* Task goal:
Filter the lines below, keeping each one that holds "What".

Data shown below:

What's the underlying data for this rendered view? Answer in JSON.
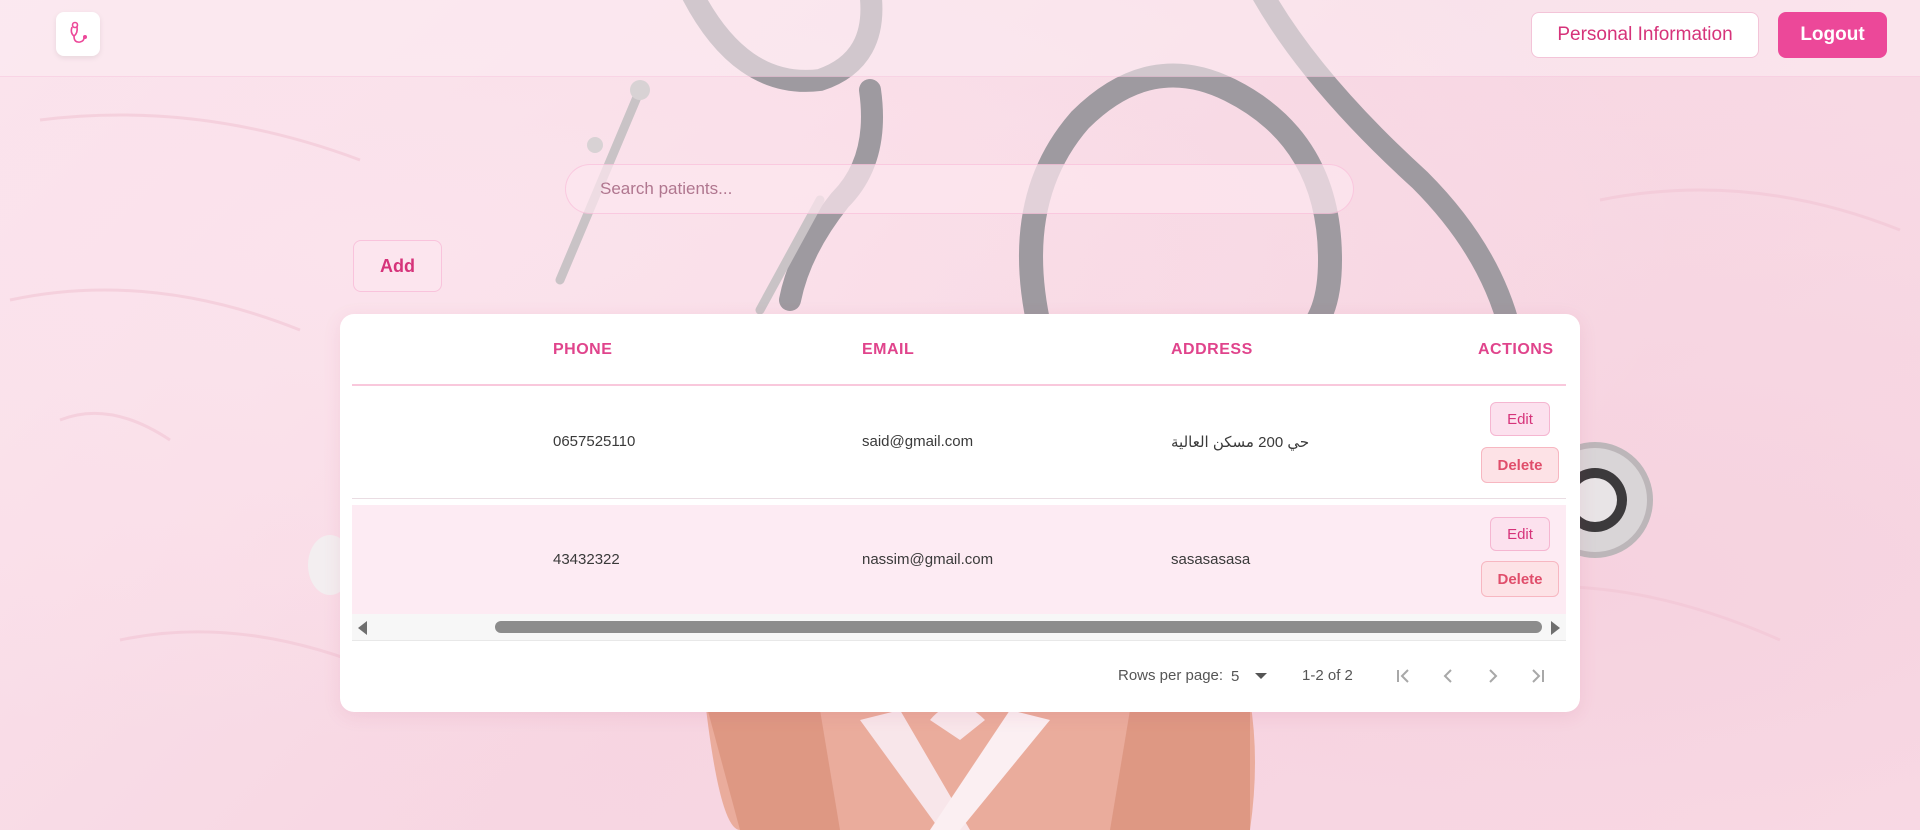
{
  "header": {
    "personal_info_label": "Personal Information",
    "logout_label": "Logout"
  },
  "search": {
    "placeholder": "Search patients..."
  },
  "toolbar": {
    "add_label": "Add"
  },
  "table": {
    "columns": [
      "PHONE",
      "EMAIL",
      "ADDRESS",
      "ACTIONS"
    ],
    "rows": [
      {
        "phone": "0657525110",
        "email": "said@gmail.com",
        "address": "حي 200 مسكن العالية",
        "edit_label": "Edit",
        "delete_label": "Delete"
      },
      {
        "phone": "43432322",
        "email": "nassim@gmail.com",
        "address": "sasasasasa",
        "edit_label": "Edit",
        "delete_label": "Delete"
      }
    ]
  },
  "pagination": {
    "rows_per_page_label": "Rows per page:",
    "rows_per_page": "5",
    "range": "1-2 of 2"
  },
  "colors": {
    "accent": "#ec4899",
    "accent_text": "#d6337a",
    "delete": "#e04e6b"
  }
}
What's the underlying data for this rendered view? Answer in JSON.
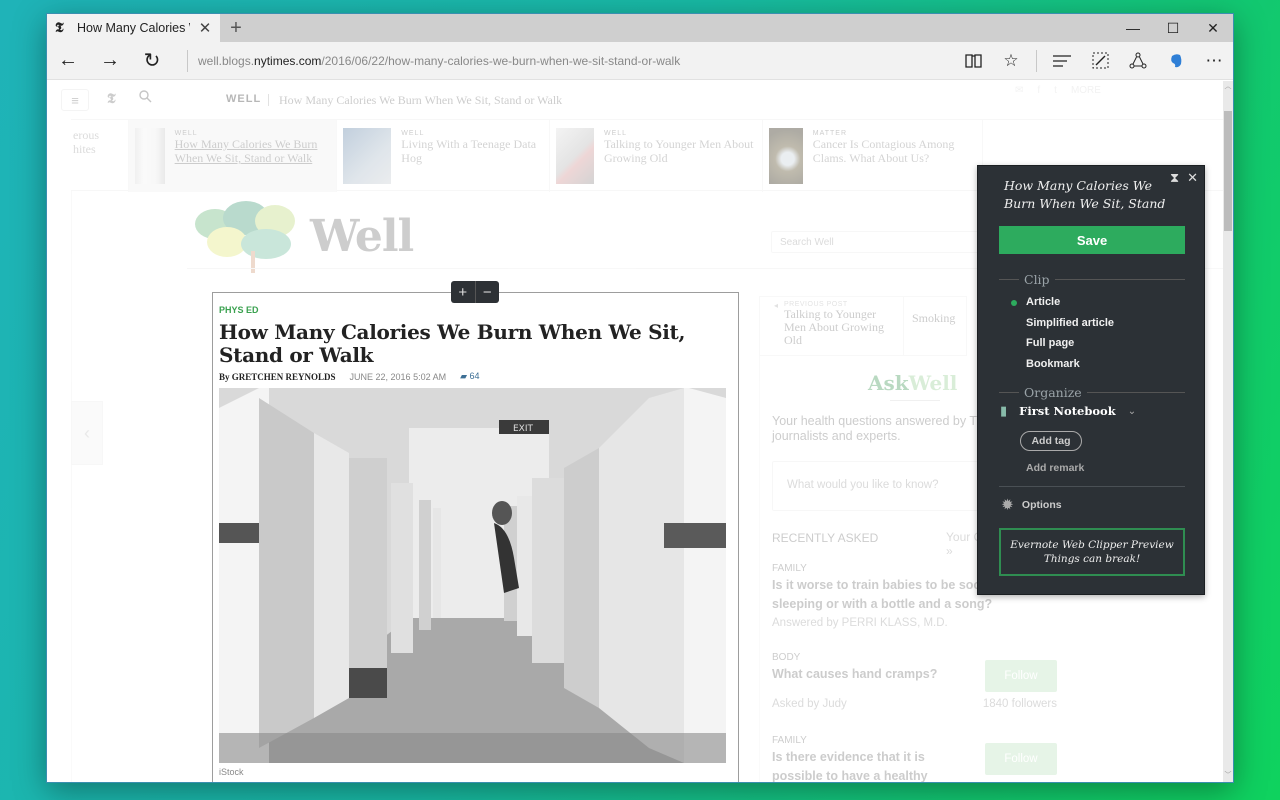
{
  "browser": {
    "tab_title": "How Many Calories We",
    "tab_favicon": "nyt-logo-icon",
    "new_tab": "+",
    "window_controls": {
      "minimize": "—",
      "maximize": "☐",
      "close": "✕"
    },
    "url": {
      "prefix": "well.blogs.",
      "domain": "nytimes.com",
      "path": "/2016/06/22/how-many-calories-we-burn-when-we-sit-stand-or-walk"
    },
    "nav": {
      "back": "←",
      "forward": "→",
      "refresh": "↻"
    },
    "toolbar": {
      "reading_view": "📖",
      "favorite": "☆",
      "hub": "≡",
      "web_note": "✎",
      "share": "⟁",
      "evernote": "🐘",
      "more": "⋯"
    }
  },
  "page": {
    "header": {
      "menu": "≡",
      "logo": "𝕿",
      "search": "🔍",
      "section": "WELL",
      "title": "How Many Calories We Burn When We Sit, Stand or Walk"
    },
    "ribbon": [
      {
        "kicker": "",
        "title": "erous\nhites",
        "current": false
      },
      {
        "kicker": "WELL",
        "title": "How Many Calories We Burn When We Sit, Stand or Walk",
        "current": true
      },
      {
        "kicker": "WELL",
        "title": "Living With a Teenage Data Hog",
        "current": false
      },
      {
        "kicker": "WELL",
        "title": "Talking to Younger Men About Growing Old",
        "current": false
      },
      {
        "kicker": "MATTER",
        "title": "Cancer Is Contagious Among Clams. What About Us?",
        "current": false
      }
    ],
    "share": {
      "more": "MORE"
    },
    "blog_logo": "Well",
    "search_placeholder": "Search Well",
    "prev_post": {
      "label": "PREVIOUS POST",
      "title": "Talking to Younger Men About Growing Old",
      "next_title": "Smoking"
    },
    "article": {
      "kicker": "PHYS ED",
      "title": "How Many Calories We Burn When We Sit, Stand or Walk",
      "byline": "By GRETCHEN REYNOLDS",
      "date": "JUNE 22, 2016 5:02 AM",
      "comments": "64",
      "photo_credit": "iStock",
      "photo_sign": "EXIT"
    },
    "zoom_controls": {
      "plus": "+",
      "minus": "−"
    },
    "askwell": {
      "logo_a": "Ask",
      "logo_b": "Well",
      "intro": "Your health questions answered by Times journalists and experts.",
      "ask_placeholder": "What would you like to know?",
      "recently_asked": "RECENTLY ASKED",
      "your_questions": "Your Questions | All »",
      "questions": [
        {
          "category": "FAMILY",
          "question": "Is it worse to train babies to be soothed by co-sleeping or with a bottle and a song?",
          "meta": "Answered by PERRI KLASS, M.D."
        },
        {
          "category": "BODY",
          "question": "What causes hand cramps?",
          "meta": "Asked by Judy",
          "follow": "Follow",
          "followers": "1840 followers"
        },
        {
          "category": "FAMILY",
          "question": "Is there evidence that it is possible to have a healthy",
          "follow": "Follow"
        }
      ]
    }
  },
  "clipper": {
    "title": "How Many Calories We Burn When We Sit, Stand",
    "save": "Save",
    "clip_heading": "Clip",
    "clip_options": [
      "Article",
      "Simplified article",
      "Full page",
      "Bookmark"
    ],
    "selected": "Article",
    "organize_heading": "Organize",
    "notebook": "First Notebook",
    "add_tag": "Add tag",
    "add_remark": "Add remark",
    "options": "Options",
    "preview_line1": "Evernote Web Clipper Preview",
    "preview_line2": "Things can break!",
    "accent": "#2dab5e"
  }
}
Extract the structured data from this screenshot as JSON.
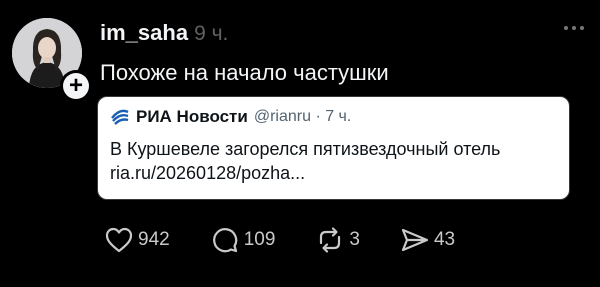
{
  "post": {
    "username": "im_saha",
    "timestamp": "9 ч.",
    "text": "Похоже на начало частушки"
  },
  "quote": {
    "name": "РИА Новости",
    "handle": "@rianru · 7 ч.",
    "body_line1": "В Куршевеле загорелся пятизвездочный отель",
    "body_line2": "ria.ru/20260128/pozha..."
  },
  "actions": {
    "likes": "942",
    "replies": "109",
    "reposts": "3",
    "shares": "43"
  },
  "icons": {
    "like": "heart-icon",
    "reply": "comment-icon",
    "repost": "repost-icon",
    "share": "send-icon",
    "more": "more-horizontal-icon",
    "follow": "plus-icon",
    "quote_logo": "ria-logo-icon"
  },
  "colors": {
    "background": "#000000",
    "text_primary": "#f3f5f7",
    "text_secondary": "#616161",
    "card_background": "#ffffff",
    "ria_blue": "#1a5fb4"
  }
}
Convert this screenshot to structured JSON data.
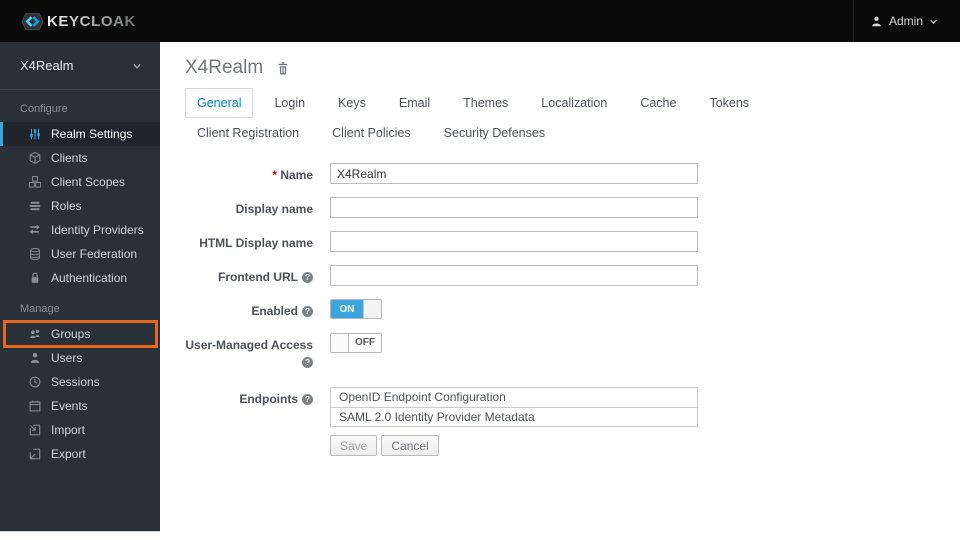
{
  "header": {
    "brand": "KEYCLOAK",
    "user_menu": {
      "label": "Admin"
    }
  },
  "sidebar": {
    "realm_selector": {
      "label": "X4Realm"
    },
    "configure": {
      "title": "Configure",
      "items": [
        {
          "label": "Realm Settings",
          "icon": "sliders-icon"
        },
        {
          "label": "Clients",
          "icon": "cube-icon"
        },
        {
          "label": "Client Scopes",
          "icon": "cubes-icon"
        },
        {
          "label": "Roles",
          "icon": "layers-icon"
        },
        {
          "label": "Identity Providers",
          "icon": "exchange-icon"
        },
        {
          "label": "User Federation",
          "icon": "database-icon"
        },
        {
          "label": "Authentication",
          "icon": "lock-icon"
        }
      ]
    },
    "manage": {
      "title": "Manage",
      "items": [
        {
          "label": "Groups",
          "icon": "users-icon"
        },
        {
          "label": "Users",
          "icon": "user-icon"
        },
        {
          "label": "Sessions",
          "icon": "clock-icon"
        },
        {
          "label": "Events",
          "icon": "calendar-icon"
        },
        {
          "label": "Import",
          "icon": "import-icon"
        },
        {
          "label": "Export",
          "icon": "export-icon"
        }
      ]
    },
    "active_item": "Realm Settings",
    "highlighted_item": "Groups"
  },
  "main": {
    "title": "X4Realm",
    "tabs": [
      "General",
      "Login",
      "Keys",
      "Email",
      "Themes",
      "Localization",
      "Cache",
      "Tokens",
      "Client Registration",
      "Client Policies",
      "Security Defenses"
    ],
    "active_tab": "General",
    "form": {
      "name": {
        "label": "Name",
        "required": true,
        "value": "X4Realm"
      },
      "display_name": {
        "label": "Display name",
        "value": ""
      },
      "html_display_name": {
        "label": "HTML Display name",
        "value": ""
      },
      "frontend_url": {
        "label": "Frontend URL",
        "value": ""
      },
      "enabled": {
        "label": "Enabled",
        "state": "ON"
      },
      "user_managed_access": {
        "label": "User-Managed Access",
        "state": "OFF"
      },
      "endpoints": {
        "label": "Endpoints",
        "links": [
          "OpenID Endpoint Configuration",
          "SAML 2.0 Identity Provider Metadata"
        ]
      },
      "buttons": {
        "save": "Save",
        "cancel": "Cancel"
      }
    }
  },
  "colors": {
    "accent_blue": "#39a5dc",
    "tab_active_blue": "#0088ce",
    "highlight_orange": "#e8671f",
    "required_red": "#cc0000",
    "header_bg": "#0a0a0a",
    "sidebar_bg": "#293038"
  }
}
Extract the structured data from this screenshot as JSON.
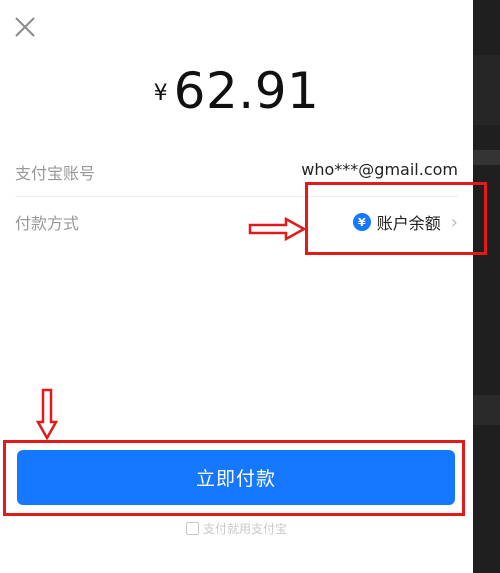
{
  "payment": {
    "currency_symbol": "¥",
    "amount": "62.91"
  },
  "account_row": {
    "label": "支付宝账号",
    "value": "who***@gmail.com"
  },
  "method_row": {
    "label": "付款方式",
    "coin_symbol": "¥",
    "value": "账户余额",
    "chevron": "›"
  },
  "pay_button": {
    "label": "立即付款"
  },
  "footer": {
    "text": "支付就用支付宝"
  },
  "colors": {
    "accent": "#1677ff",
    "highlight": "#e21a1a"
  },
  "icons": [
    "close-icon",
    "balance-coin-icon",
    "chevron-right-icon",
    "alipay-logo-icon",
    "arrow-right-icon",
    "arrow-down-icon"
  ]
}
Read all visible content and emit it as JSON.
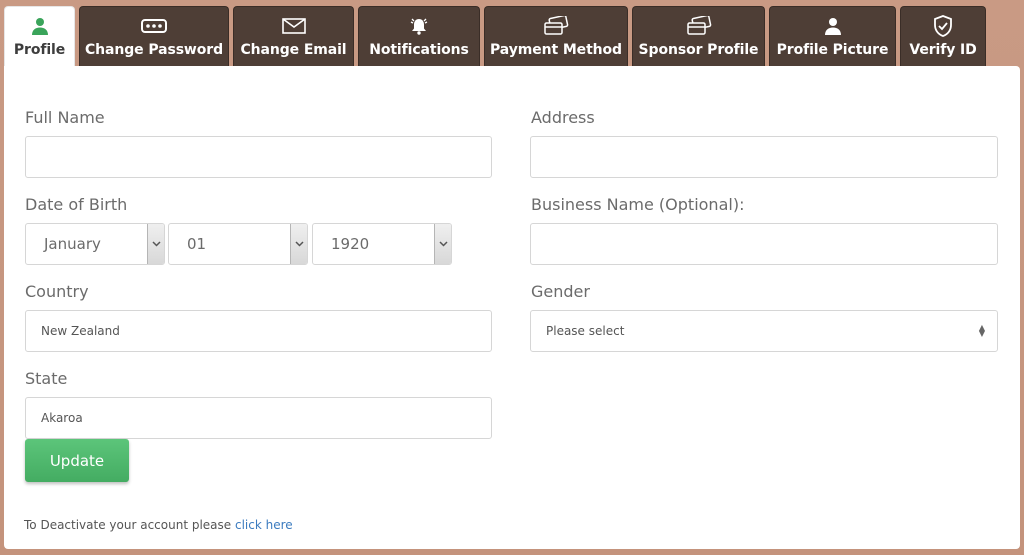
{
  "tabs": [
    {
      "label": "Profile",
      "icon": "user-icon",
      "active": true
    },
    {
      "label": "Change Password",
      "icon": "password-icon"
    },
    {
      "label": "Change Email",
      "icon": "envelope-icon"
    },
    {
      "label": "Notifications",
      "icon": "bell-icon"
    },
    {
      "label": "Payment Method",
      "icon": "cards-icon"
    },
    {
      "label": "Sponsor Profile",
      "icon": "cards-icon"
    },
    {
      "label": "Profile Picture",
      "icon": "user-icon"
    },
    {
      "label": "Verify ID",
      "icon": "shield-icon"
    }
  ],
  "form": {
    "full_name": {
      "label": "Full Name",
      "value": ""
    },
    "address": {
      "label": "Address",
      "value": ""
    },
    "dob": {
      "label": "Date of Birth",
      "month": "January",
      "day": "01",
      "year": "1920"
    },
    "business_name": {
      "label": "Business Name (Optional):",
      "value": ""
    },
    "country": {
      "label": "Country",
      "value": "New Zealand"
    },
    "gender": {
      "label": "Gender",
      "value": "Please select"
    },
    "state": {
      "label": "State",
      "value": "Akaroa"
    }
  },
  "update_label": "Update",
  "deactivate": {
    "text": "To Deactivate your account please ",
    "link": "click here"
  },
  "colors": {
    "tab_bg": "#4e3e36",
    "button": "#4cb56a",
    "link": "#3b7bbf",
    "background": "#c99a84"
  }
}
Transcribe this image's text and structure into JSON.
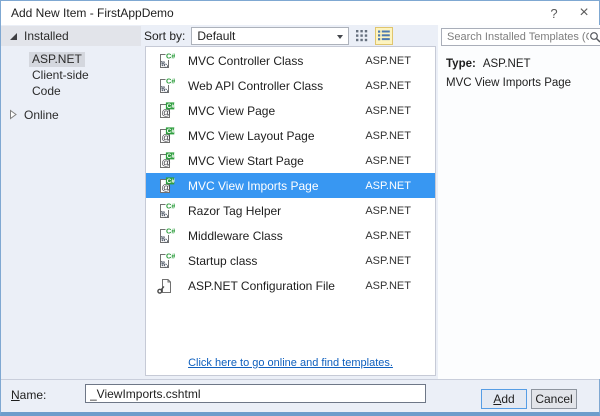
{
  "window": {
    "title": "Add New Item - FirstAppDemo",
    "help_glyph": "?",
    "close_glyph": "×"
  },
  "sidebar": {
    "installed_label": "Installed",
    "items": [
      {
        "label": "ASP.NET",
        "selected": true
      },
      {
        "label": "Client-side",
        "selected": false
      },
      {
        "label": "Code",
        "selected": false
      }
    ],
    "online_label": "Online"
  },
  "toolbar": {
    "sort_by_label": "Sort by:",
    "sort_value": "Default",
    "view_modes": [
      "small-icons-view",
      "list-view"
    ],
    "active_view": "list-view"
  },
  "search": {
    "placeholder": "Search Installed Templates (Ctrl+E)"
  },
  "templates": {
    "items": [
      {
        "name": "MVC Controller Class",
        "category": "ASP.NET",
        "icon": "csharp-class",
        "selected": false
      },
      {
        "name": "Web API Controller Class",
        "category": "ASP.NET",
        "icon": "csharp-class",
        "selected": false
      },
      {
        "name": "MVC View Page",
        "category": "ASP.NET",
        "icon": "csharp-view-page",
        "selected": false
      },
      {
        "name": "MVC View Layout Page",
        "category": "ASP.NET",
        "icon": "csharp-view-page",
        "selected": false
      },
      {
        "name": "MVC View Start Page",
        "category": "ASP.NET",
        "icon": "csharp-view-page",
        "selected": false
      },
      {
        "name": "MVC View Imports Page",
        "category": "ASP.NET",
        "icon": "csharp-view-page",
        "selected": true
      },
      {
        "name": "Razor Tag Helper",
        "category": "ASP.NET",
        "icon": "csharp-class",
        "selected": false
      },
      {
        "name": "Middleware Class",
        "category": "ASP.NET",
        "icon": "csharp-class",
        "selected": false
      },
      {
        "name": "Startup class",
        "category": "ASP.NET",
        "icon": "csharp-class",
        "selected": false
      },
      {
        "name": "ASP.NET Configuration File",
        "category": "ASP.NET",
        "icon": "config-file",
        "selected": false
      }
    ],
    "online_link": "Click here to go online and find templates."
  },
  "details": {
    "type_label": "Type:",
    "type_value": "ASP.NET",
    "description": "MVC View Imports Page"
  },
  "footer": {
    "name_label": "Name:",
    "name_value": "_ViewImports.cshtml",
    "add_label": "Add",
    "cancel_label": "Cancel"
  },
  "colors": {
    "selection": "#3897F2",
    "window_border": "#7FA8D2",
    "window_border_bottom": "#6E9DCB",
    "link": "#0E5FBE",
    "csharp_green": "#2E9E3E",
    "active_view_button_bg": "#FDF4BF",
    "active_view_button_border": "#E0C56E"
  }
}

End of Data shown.

* Written response:
What's the underlying data for this rendered view? Answer in JSON.
What's the underlying data for this rendered view? Answer in JSON.
        "title": "Cancer Is Contagious Among Clams. What About Us?",
      "ask_placeholder": "What would you like to know?",
          "question": "What causes hand cramps?",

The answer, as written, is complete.